To inform how we should frame and communicate about the results of this project, we have investigated how adolescent’s and their parents think about the ‘teenage brain’ and how these views influence their behavior. The main results of this study are 1) that parents and adolescents mostly associate ‘teenage brain’ with negative words (taking risks, impulsive, lazy) and 2) that adolescents’ behavior when completing experimental tasks (e.g. measuring risk-taking) corresponds to the way they viewed the ‘teenage brain’. This implies that when researchers communicate results about adolescent brain development, they should be aware that any negative associations may have a self-reinforcing effect. You can read more about this study here: https://bold.expert/the-teenage-brain-prone-to-risk-taking-or-creative/

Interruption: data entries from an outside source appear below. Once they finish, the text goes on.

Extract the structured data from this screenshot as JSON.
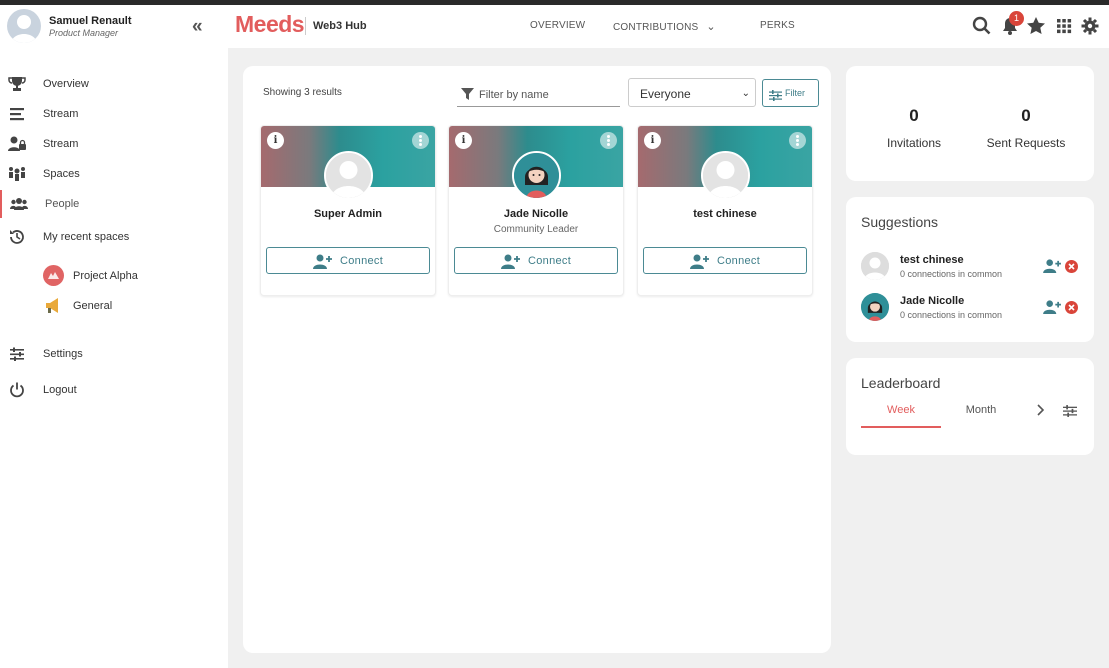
{
  "user": {
    "name": "Samuel Renault",
    "role": "Product Manager"
  },
  "sidebar": {
    "items": [
      {
        "label": "Overview"
      },
      {
        "label": "Stream"
      },
      {
        "label": "Stream"
      },
      {
        "label": "Spaces"
      },
      {
        "label": "People"
      },
      {
        "label": "My recent spaces"
      }
    ],
    "spaces": [
      {
        "label": "Project Alpha"
      },
      {
        "label": "General"
      }
    ],
    "settings": "Settings",
    "logout": "Logout"
  },
  "header": {
    "logo": "Meeds",
    "hub": "Web3 Hub",
    "nav": [
      "OVERVIEW",
      "CONTRIBUTIONS",
      "PERKS"
    ],
    "notifications_count": "1"
  },
  "people": {
    "results": "Showing 3 results",
    "filter_placeholder": "Filter by name",
    "select_value": "Everyone",
    "filter_button": "Filter",
    "cards": [
      {
        "name": "Super Admin",
        "role": "",
        "connect": "Connect"
      },
      {
        "name": "Jade Nicolle",
        "role": "Community Leader",
        "connect": "Connect"
      },
      {
        "name": "test chinese",
        "role": "",
        "connect": "Connect"
      }
    ]
  },
  "stats": {
    "invitations": {
      "count": "0",
      "label": "Invitations"
    },
    "sent": {
      "count": "0",
      "label": "Sent Requests"
    }
  },
  "suggestions": {
    "title": "Suggestions",
    "items": [
      {
        "name": "test chinese",
        "sub": "0 connections in common"
      },
      {
        "name": "Jade Nicolle",
        "sub": "0 connections in common"
      }
    ]
  },
  "leaderboard": {
    "title": "Leaderboard",
    "tabs": [
      "Week",
      "Month"
    ]
  },
  "colors": {
    "accent": "#e25d5d",
    "teal": "#3e7d88",
    "badge": "#d9453a"
  }
}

In the second main project of this ERC, we have developed an intervention to stimulate motivation and resilience, through teaching adolescents that their brain is very dynamic (plastic) and can be influenced by e.g. effort, and about what it means to think and react from a ‘fixed’ vs a ‘growth’ mindset. Uniquely to this ‘Explore your brain’ intervention, the adolescents that participate also experience that they have influence on their own brain processes, through custom-made EEG-based neurofeedback games. We have completed a randomized control trial with almost 440 adolescents, who received the four lessons of this intervention or the control lessons in their own school. The first follow up measure will take place in early 2020, and the first results will become available after that.

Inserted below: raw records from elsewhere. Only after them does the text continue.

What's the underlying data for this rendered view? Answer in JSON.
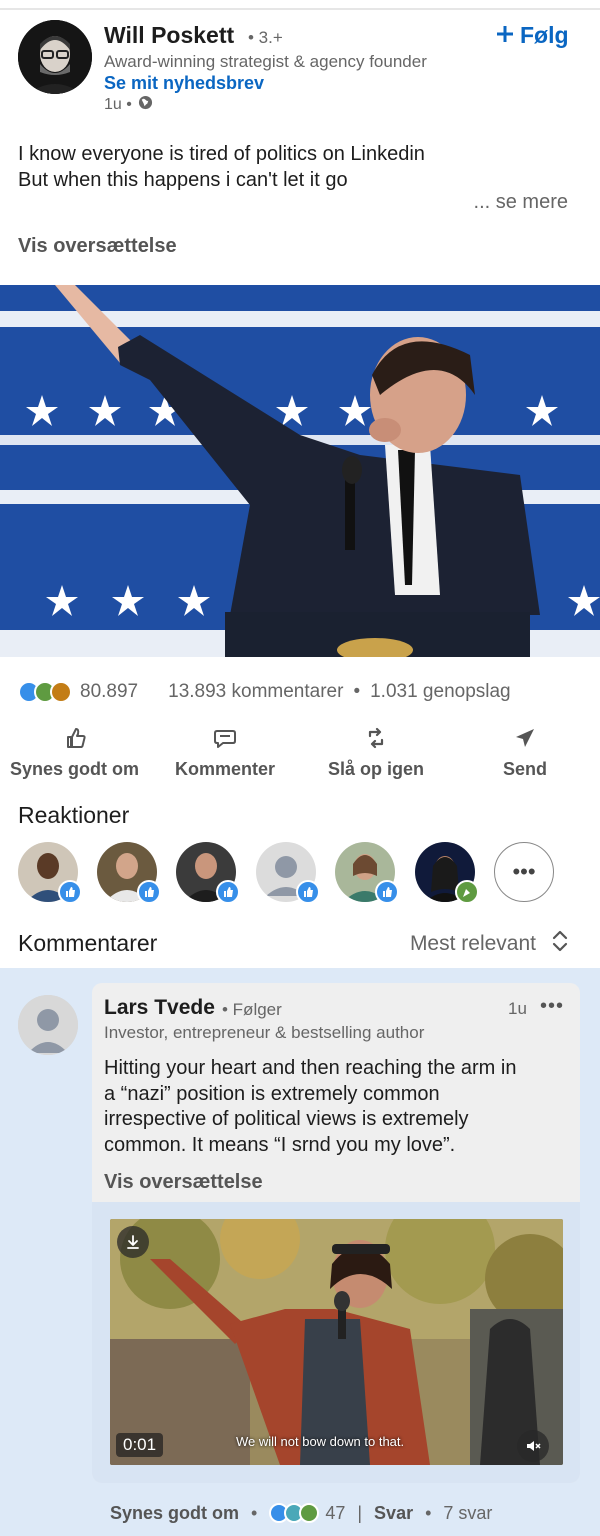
{
  "post": {
    "author": {
      "name": "Will Poskett",
      "degree": "• 3.+",
      "headline": "Award-winning strategist & agency founder",
      "newsletter_link": "Se mit nyhedsbrev",
      "time": "1u •"
    },
    "follow_label": "Følg",
    "text_lines": [
      "I know everyone is tired of politics on Linkedin",
      "But when this happens i can't let it go"
    ],
    "see_more": "... se mere",
    "translate_label": "Vis oversættelse"
  },
  "social": {
    "reaction_count": "80.897",
    "comments": "13.893 kommentarer",
    "separator": "•",
    "reposts": "1.031 genopslag"
  },
  "actions": {
    "like": "Synes godt om",
    "comment": "Kommenter",
    "repost": "Slå op igen",
    "send": "Send"
  },
  "reactions": {
    "heading": "Reaktioner",
    "more_label": "•••"
  },
  "comments_section": {
    "heading": "Kommentarer",
    "sort_label": "Mest relevant"
  },
  "comment": {
    "author": "Lars Tvede",
    "follow_status": "• Følger",
    "time": "1u",
    "menu": "•••",
    "headline": "Investor, entrepreneur & bestselling author",
    "text_lines": [
      "Hitting your heart and then reaching the arm in",
      "a “nazi” position is extremely common",
      "irrespective of political views is extremely",
      "common. It means “I srnd you my love”."
    ],
    "translate_label": "Vis oversættelse",
    "video": {
      "timestamp": "0:01",
      "caption": "We will not bow down to that."
    },
    "actions": {
      "like": "Synes godt om",
      "dot": "•",
      "reaction_count": "47",
      "reply": "Svar",
      "dot2": "•",
      "replies": "7 svar"
    }
  },
  "colors": {
    "linkedin_blue": "#0a66c2",
    "comment_background": "#dde9f7",
    "bubble_background": "#efefef"
  }
}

Many of the measures we use have not yet been obtained longitudinally from the same adolescents as they develop, as we do in the current research. This will enable us to unravel individual differences in developing motivation and resilience, by analyzing which variables predict learning and motivation trajectories over time. Unique is also that we have data on the development of functional networks in the brain in these same individuals, e.g. how the brain processes feedback and mistakes. This will reveal whether certain behavioral and belief patterns shape functional brain development (and/or vice versa), which may consolidate certain patterns over time.

The ‘Explore your brain’ intervention we developed in our second project will provide results that go beyond the state of the art in two ways. 1) after the neurofeedback games, participants filled in a brief survey on how much influence over their brain processes they experienced. We can study how well this “subjective influence” relates to the “objective influence” we derive from the EEG data. In addition, we can study the predictors of both type of influence from the baseline questionnaire. This will increase our understanding of what makes children feel in control. 2) we have rich and longitudinal post-measurements. Rich because we do not only measure school grades but focus also strongly on wellbeing and motivation profiles, and longitudinal as we will conduct follow-up measures until 2 years after the intervention. This will provide unique insights into how specific, robust and long-lasting the effects of our intervention are.
Project 1, brain imaging study: adolescent receives insructions for the scanning session
Proejct 2, neurofeedback lesson of the "Explore your brain" intervention